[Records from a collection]
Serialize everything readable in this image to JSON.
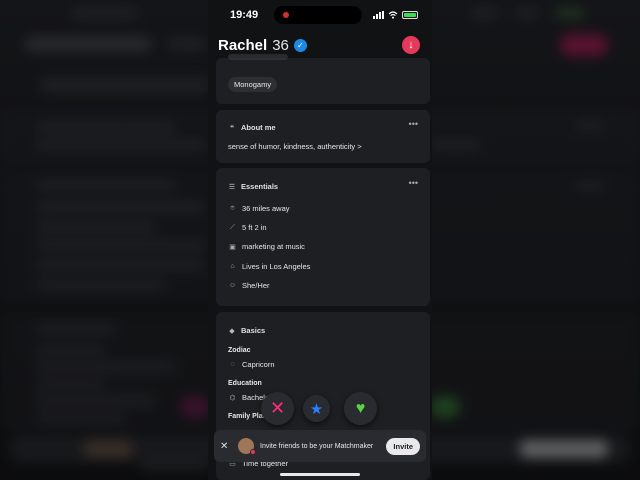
{
  "status_bar": {
    "time": "19:49"
  },
  "profile": {
    "name": "Rachel",
    "age": "36"
  },
  "relationship_type": {
    "chip": "Monogamy"
  },
  "about": {
    "title": "About me",
    "text": "sense of humor, kindness, authenticity >"
  },
  "essentials": {
    "title": "Essentials",
    "rows": [
      {
        "icon": "location-pin-icon",
        "text": "36 miles away"
      },
      {
        "icon": "ruler-icon",
        "text": "5 ft 2 in"
      },
      {
        "icon": "briefcase-icon",
        "text": "marketing at music"
      },
      {
        "icon": "home-icon",
        "text": "Lives in Los Angeles"
      },
      {
        "icon": "person-icon",
        "text": "She/Her"
      }
    ]
  },
  "basics": {
    "title": "Basics",
    "zodiac_label": "Zodiac",
    "zodiac_value": "Capricorn",
    "education_label": "Education",
    "education_value": "Bachelo",
    "family_label": "Family Plans",
    "family_value": "Time together"
  },
  "actions": [
    "pass-x-icon",
    "super-like-star-icon",
    "like-heart-icon"
  ],
  "invite": {
    "text": "Invite friends to be your Matchmaker",
    "button": "Invite"
  },
  "colors": {
    "accent_pink": "#e5395b",
    "verified_blue": "#1e88e5",
    "like_green": "#5ad542"
  }
}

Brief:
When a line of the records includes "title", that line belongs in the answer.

Expected answer:
    "title": "About me",
    "title": "Essentials",
    "title": "Basics",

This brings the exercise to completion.